Gift for the Savior
12/25/2016 2:56:26 AM
you are shopping for everyone else. what about Jesus? what are you giving Jesus for Christmas?


Gift for the Savior. Christmas, 2016.


‘Just got back from the hustle and bustle of the mall on the afternoon of Christmas Eve.  Of course, I wasn’t alone.  Folks were running around for those few desired items that had not yet been purchased.  The stores were busy, but I don’t mind the crowds; in fact, I rather like them—‘love the energy, the noise, and the people—just love the people.


As I strode through the mall and looked around, I wondered if anyone was shopping for Jesus.  ‘Cause in the back of my mind, I have been batting around what I might give Jesus this Christmas.  What do I have that he would want?  After all, in gift giving, don’t we consider the wants and needs of the receiver?  Sure we do, but then the Magi brought gifts that were meaningful and symbolic, not at all tied to needs or wants of the young Messiah (at least so it seemed at that time).  And so we read, “In the time of King Herod, after Jesus was born in Bethlehem of Judea, wise men from the East came to Jerusalem, asking, “Where is the child who has been born king of the Jews?  For we observed his star at its rising, and have come to pay him homage … When they had heard the king, they set out; and there, ahead of them, went the star that they had seen at its rising, until it stopped over the place where the child was.  When they saw that the star had stopped, they were overwhelmed with joy.  On entering the house, they saw the child with Mary his mother; and they knelt down and paid him homage.  Then, opening their treasure chests, they offered him gifts of gold, frankincense, and myrrh.” Matthew 2:1-2, 9-11


Ah, gifts . . . God gave us the gift of his son.  God was the one who set the whole gift-giving thing in motion.  I was thinking back to a time a few years ago when I was working with street folks in Long Beach.

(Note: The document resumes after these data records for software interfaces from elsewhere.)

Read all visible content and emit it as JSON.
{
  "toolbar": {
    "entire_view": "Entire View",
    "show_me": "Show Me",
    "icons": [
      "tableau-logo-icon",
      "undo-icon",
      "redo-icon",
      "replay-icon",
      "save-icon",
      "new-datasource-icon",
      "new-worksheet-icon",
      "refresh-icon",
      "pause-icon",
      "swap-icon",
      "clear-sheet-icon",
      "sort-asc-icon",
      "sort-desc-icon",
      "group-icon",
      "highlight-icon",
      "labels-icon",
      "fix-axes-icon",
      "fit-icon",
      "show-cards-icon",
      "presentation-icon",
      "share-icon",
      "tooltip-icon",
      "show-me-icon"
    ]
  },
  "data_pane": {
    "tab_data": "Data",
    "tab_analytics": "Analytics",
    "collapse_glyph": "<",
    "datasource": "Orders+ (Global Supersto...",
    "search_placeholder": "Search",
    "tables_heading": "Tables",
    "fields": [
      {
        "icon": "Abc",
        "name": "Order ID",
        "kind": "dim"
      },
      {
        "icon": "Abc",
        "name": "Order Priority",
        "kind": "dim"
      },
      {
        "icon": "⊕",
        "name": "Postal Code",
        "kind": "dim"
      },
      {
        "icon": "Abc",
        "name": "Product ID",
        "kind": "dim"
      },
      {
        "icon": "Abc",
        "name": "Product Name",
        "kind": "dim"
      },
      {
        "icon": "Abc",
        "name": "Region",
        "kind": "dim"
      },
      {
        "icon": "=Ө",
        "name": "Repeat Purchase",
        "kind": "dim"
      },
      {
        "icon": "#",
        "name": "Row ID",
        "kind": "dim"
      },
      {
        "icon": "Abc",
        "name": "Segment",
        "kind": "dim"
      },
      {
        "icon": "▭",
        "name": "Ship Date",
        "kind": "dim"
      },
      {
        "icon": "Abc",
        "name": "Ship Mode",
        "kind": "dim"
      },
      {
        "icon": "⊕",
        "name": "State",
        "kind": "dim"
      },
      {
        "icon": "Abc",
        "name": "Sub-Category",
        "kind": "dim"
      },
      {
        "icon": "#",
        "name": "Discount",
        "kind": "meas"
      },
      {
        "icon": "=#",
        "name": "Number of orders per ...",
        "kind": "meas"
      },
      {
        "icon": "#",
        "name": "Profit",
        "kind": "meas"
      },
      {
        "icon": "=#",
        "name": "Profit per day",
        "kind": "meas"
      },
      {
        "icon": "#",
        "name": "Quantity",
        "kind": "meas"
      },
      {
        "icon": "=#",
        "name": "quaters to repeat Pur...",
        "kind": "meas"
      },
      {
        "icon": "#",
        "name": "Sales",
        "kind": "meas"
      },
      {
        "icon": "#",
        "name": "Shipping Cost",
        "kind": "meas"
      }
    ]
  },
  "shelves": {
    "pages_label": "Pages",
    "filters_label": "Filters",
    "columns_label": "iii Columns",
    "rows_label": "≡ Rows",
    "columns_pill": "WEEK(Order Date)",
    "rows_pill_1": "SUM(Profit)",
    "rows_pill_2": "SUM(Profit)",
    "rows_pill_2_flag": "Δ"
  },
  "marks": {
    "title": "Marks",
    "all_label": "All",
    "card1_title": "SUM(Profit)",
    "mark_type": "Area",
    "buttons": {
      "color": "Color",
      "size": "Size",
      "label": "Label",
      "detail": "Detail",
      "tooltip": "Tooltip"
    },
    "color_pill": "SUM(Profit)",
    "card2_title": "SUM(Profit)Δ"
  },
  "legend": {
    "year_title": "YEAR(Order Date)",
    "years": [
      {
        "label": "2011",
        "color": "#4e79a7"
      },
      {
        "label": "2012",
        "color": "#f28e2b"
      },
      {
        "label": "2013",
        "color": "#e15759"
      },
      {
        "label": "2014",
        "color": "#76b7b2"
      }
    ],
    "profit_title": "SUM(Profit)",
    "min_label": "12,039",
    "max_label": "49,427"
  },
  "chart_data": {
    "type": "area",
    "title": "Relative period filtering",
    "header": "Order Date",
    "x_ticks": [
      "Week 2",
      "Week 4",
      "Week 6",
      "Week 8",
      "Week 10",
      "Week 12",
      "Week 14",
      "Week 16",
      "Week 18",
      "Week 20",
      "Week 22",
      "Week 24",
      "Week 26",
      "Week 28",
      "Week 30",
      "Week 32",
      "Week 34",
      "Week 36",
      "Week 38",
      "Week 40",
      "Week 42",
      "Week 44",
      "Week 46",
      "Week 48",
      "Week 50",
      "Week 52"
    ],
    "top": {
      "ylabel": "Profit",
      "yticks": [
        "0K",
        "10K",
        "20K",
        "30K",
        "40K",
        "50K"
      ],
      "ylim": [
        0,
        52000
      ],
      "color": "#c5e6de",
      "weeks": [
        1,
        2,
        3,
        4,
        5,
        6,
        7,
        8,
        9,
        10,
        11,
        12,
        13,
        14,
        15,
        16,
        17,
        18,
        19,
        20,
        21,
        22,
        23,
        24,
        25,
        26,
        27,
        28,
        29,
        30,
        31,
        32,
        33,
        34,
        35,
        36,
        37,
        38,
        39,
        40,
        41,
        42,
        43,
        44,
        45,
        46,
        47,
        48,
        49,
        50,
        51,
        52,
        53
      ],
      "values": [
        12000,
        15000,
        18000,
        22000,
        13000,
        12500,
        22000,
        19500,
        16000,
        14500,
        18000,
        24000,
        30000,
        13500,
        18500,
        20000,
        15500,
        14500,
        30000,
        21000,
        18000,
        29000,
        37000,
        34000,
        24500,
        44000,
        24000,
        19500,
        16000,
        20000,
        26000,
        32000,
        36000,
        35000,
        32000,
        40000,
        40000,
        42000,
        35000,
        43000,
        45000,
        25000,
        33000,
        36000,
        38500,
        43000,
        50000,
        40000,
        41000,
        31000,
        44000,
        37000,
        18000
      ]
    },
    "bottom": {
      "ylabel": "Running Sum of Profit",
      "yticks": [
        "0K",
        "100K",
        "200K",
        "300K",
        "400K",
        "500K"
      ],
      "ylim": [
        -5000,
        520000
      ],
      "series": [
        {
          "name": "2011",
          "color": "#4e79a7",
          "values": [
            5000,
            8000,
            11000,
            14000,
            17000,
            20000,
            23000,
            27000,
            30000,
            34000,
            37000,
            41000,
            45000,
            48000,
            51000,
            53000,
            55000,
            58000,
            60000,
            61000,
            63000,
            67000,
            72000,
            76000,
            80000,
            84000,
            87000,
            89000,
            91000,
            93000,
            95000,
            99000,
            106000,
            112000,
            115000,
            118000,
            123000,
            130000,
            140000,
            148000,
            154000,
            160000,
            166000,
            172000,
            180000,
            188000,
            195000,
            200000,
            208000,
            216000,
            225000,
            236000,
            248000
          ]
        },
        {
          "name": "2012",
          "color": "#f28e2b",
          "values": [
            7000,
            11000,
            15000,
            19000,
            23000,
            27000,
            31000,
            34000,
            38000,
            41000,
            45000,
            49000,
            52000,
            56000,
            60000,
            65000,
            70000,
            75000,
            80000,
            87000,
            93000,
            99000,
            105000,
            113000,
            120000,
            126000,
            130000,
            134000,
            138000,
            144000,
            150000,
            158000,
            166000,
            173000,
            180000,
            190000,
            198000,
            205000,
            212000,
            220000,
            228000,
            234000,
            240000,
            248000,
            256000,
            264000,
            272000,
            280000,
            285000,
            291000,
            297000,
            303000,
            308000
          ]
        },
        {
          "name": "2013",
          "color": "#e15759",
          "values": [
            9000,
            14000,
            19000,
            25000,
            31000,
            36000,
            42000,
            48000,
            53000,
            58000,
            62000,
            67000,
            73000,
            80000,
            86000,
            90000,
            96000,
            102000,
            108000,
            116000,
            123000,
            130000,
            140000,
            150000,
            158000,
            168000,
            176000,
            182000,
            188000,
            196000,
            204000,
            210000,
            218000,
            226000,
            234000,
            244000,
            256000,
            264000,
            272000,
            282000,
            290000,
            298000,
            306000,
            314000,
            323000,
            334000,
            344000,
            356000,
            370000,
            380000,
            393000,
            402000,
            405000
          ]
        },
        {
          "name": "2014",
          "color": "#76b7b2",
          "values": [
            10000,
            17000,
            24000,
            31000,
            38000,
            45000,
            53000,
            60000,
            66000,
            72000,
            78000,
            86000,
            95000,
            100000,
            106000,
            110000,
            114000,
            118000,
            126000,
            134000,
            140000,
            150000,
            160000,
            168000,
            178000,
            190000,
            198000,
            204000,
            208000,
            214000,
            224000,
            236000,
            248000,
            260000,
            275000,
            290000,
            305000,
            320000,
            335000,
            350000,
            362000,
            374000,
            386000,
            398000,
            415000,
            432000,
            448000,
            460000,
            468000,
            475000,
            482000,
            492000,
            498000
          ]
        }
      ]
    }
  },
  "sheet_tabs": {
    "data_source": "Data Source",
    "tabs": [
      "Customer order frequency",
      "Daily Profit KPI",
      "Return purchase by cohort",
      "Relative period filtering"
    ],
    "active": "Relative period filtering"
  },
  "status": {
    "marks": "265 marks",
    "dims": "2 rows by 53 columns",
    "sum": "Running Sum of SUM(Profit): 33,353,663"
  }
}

One day there were about 25 of us in a loose circle, and I floated the question:  ‘What could you give to the Christ Child this year?’   Silence hung in the air . . . and then David spoke up.  A Vietnam vet, battling sobriety, demons from the past, and a rough living situation, he said, ‘Uh… my trust.  Yeah, I would trust him more.’  I knew there was so much behind his words, so I inquired, ‘Could you elaborate on that?’  ‘Yeah…I would stop trying to control everything, and trust him more...realize that he is in charge, and that he will take care of things.’  His words were sage.  


Is there not a one of us who does not need to trust God with all of who we are?

Another said, ‘Devotion... I would give him my devotion.’  And then there was silence.  Inwardly, I scratched my head as I looked around the circle … why was it that these simple folk, most of whom have nothing much to call their own—no home, no appreciable assets, no family, no job--could easily deduce what they could give to their Savior?  I guess that is just it…when you have no ‘earthly’ assets on which to draw, then you go to the intangibles,

those which lie within you, and make up who you are,

which happen to be the only things you really have to give.

Funny thing is, those are the things that God wants.  I love Christina Rossetti’s final words of her poem, and more than a century later, they are right on point.


“What can I give him, poor as I am?

If I were a shepherd, I would bring a lamb,

If I were a wise man, I would do my part—

Yet what I can I give him?   Give my heart.”


God doesn’t need anything from us, and yet, the very thing he wants, is us!  Some of us make intellectual decisions, acknowledging that the claims of God have merit, that when one takes the time to check, there is much that is verifiable about Christianity—fulfilled prophecies, historical, scientific, and archaeological proofs that back up the claims of the Gospel.  But if those are so, if they are true, then a commitment to the Christ of the Gospel is in order.  

   That commitment is giving all of who we are to God—

you know, not just enough to get to Heaven, or enough to consider ourselves ‘Christian’ or a lesser standard, ‘religious’ or ‘spiritual’.  No, God deserves and he requires nothing less than our total devotion—our complete trust.

What do you say then?  Perhaps you might give your whole self to the Savior, including the so-called control with which you struggle, even though it is control is just an illusion anyway.  Ah go ahead.  He loves you like no other.  Give him all of you this Christmas of 2016.